In fact, boosting construction can offer an easier “quick win” than boosting manufacturing, vital as manufacturing is. There are workers ready to be employed on building sites now, while some manufacturers face difficulties finding staff with the required skills, limiting the sector’s growth even when everything else is in place. So a recession, or period of very slow growth, is the wrong time to tinker with home building. Nonetheless, that’s what happened.
Ministers have also played fast and loose with the figures. Building of affordable homes shot up in the second half of last financial year because it had shrunk to almost nothing in the first half.
For Minister Grant Shapps to claim this as a triumph was cheeky, to put it mildly. The sensible comparison is with the year previously, and when you look at the numbers that way it’s clear that home building has fallen.
But it’s also fair to note that the Homebuilders Federation is expressing a degree of optimism about the future, thanks partly to policies introduced by the government.
They include measures making it easier for potential buyers to obtain a mortgage as well as relaxed restrictions on planning permission – a mixed chalice for councils, who know that new developments are not always popular with existing nearby residents, but a change that should benefit the economy.
And even if the timing was lousy, the new affordable homes scheme may work out in the long run. At this stage, nobody can say they know for certain what the outcome will be. The data isn’t there.

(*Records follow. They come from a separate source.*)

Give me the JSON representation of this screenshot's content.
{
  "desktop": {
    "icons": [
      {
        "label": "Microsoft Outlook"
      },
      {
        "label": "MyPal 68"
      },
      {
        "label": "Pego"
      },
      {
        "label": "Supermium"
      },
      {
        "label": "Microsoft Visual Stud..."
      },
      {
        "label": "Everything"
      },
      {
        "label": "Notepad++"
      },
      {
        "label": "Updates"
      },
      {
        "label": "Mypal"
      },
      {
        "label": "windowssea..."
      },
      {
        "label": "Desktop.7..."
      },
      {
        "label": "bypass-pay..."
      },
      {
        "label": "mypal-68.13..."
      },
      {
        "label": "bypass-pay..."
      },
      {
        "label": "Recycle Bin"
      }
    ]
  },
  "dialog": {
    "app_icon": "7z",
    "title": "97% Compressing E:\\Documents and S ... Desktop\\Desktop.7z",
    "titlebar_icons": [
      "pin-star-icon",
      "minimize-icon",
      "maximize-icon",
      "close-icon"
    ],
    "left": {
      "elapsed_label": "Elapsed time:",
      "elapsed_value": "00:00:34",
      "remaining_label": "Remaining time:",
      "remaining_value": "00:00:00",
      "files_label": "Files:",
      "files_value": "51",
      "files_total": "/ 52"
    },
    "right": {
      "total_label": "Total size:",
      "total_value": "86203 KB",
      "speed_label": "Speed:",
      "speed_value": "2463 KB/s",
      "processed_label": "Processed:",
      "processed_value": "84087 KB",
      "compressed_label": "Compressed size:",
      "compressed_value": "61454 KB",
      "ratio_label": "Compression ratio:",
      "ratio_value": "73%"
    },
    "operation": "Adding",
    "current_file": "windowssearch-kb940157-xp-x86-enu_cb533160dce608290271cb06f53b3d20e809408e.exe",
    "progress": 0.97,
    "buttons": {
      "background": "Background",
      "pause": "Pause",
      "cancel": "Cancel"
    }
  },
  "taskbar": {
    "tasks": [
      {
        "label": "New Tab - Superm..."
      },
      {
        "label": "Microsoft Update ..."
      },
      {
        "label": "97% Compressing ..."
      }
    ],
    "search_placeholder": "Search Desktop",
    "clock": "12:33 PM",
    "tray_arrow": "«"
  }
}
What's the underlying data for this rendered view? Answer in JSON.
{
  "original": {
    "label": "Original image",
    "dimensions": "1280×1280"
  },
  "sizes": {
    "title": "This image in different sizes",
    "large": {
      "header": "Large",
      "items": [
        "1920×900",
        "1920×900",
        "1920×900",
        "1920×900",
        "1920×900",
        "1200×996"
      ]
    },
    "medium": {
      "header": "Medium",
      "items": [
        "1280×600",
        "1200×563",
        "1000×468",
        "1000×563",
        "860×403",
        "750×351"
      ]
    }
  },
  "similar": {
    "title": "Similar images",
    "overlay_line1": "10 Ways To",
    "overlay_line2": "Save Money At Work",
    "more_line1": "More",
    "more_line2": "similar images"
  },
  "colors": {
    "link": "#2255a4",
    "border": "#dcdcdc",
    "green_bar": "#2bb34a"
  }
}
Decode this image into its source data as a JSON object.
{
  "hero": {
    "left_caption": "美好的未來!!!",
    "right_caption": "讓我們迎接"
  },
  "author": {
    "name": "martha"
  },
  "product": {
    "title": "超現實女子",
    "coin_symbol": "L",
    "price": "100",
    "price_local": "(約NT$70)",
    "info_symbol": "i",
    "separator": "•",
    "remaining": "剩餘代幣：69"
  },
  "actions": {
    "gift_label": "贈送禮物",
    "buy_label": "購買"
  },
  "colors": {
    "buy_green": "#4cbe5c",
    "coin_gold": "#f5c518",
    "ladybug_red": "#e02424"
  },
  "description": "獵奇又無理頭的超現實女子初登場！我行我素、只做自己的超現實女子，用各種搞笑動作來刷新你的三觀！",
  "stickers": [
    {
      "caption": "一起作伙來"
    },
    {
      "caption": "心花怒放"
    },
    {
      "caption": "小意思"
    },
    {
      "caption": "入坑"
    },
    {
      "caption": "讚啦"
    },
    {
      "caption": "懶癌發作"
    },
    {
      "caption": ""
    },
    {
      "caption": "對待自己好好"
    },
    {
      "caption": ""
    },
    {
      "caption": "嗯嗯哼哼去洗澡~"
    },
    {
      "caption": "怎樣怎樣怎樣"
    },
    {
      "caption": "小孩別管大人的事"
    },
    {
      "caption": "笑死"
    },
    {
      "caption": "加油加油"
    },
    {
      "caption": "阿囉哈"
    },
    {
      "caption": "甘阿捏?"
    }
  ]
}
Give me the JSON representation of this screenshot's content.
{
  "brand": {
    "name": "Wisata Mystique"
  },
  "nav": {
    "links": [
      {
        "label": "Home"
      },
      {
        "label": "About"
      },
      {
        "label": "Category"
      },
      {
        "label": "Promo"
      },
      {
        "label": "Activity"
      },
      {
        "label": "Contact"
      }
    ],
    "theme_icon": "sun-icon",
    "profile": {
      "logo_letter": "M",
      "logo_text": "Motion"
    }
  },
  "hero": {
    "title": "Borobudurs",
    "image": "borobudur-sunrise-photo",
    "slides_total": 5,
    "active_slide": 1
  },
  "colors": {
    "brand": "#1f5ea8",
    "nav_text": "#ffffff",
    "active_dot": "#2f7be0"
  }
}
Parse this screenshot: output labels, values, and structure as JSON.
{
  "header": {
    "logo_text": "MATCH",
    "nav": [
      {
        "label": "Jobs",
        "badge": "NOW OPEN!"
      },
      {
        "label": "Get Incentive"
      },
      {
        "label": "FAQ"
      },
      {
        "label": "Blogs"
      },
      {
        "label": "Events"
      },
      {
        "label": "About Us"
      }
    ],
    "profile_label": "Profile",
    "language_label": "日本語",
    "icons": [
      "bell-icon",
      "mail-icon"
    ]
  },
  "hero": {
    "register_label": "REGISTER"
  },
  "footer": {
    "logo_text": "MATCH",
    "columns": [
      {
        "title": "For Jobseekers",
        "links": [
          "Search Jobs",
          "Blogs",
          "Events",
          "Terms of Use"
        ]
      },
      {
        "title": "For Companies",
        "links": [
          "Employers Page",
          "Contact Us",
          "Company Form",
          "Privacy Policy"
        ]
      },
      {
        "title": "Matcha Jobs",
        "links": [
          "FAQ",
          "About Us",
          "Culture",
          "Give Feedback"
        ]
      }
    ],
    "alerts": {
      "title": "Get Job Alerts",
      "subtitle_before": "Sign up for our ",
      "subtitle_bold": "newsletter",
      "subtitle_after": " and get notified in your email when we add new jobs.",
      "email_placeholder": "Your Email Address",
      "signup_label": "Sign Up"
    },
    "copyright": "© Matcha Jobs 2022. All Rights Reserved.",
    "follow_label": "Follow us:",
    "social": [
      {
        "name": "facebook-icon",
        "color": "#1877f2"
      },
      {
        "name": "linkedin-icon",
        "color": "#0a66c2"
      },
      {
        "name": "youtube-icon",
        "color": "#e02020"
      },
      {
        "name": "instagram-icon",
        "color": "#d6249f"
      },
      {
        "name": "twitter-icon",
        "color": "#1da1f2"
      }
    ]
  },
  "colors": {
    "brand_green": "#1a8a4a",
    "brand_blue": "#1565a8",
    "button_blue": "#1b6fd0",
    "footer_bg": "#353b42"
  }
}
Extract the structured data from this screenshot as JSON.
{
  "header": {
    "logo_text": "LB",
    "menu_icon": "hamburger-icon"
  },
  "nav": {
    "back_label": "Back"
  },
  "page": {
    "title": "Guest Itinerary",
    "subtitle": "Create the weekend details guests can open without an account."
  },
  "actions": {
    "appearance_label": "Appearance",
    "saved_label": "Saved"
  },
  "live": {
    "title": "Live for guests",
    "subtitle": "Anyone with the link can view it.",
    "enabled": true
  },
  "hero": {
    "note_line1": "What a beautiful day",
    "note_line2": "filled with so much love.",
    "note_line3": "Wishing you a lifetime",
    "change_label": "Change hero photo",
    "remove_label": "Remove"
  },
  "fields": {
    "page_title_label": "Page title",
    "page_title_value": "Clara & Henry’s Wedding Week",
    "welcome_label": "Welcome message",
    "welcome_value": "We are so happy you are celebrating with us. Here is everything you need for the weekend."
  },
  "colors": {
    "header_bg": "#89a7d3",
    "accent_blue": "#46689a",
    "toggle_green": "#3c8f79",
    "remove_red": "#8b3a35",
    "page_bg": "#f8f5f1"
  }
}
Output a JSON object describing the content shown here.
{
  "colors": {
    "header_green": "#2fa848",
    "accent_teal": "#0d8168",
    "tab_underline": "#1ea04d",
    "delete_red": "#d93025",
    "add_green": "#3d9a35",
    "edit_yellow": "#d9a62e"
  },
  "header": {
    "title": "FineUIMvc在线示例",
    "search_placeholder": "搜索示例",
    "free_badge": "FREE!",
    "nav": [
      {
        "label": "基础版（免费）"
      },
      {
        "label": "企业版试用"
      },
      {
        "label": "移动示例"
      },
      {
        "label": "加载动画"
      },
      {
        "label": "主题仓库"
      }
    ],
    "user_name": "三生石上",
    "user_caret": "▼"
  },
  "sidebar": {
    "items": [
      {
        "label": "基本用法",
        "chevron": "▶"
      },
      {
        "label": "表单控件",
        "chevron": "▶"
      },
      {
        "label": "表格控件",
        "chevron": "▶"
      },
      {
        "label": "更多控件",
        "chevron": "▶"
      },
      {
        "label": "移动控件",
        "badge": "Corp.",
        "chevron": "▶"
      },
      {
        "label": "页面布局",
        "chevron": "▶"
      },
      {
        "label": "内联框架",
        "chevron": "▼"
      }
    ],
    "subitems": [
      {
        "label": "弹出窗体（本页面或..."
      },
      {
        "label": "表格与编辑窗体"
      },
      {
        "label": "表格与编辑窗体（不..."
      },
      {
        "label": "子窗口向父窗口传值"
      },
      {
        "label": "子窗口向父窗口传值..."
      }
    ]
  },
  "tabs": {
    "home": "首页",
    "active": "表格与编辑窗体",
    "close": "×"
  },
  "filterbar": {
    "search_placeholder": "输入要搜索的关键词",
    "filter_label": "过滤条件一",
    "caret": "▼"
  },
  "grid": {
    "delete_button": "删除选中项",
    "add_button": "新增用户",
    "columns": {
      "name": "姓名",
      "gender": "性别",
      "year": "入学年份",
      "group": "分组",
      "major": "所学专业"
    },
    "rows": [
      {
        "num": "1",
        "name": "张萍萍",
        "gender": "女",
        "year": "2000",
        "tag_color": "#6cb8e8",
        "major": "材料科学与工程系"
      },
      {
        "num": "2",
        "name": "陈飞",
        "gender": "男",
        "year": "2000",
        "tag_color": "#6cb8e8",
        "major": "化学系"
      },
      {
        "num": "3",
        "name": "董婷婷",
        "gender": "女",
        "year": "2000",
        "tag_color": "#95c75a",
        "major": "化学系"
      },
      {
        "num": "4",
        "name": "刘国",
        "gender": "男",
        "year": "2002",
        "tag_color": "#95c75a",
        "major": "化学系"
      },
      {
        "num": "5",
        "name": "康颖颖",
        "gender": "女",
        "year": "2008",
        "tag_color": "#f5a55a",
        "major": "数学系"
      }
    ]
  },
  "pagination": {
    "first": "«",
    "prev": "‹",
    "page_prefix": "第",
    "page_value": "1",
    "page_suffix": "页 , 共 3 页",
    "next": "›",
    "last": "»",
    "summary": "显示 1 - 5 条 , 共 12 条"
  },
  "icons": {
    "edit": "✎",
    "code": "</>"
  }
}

What’s clear is that in its earliest stages the new funding regime led to a dramatic fall in affordable home building, to the detriment both of potential residents and the wider economy.